Officials in the California State University confirmed in a live webcast on Friday that students in the CSU won’t face tuition increases in the future, something many students may agree is a good thing in the world of California higher education.
The webcast offered insight into the future of the CSUs, allowing listeners to learn about the university system’s budget, labor relations and academics.
Hosted by the CSU Office of the Chancellor, the call featured input from Assistant Vice Chancellor for Budget Ryan Storm, Public Affairs Director Toni Molle and Chief of Staff for Academic and Student Affairs Nathan Evans, all of whom emphasized a strong future for the CSU.
Each of the three speakers had their own sections where they talked about for a couple of minutes with accompanying powerpoint slides. Storm discussed the CSU Task Force, which is the sustainable financial model for the California State Universities. Molle talked about the current situation involving the California Faculty Association strike and Evans then went on to talk about academic and student affairs.
Storm emphasized theTask Force Sustainable Financial model handles the costs that go into maintaining the finances of all of the California State University campuses.
The model looks over four areas, according to Storm, including administrative effectiveness, resource allocation, managing costs and revenue.
This model also has key recommendations and those are to review structure and cost of health benefit and pension programs to ensure long-term viability, revise discretionary parameters for the State University Grant tuition discount program, and lastly, to pursue funding to replace tuition discounts with direct grants to students.
The California State University has proposed a 2 percent salary increase while the California Faculty Association has asked for a 5 percent increase, something to which Molle said neither parties have reached an agreement and both sides remain “indiscernible.”
Later in the webcast, Evans went on to discuss the Chancellor’s Office goals for the CSU they want to accomplish by 2025.
According to Evans, those goals are to improve four year graduation rates for first-time, full-time freshmen, graduation rates for transfer students, and to close achievement gaps.
The Chancellor’s Office said they will be more aggressive in the targets but also work very closely with CSU campuses to talk about the strategy they will undertake to address these targets as we move forward, said Evans.

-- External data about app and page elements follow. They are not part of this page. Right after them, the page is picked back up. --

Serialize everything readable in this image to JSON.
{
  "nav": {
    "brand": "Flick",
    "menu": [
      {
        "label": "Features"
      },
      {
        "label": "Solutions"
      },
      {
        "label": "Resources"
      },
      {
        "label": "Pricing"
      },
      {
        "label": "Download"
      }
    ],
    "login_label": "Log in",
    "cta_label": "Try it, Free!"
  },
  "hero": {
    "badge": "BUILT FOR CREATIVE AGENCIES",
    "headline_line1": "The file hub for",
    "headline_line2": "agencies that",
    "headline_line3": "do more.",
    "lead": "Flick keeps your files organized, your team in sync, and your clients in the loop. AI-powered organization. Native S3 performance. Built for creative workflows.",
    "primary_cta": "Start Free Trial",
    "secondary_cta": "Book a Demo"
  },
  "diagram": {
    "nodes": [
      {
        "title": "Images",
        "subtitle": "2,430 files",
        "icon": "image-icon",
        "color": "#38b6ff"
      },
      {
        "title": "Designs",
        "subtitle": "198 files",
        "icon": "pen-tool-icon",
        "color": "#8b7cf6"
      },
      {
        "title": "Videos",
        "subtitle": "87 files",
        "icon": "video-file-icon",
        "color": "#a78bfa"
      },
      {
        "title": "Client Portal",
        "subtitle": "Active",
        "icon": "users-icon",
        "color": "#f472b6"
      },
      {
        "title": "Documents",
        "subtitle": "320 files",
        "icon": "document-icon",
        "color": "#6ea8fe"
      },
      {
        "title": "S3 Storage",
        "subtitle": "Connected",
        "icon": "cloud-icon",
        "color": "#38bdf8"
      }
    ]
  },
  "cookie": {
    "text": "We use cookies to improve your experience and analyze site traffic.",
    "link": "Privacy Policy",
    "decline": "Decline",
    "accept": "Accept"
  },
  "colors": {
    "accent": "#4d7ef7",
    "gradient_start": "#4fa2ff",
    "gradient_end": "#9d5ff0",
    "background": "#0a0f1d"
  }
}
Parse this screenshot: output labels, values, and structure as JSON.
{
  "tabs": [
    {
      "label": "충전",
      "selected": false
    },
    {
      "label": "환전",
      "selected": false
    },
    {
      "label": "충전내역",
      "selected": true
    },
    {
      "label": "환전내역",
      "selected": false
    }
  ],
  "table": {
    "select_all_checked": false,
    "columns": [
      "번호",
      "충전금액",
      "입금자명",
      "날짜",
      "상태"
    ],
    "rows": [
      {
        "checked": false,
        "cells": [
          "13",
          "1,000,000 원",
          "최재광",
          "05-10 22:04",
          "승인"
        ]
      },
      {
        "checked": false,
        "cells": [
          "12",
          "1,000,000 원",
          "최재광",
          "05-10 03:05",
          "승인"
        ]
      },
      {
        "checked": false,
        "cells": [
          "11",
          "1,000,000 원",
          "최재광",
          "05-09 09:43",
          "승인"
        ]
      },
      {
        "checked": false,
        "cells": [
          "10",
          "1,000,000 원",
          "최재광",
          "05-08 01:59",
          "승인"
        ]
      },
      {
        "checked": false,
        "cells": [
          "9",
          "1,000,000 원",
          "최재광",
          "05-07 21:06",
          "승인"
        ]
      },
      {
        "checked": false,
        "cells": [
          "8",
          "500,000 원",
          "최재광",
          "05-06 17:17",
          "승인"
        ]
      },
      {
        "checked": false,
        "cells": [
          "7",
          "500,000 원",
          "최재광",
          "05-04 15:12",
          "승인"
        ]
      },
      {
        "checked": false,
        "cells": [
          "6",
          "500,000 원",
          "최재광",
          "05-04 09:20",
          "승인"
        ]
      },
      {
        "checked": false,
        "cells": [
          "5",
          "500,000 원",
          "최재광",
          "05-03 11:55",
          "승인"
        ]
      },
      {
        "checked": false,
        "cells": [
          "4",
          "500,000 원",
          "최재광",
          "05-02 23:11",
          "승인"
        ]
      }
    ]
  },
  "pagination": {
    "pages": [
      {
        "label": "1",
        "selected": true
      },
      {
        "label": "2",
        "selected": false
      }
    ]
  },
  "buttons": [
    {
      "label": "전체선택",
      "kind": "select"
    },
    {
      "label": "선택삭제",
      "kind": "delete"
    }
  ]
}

The Chancellor’s Office says it wants to create positive change for the California State University, though it might take a while and a lot of frustration from both students and teachers.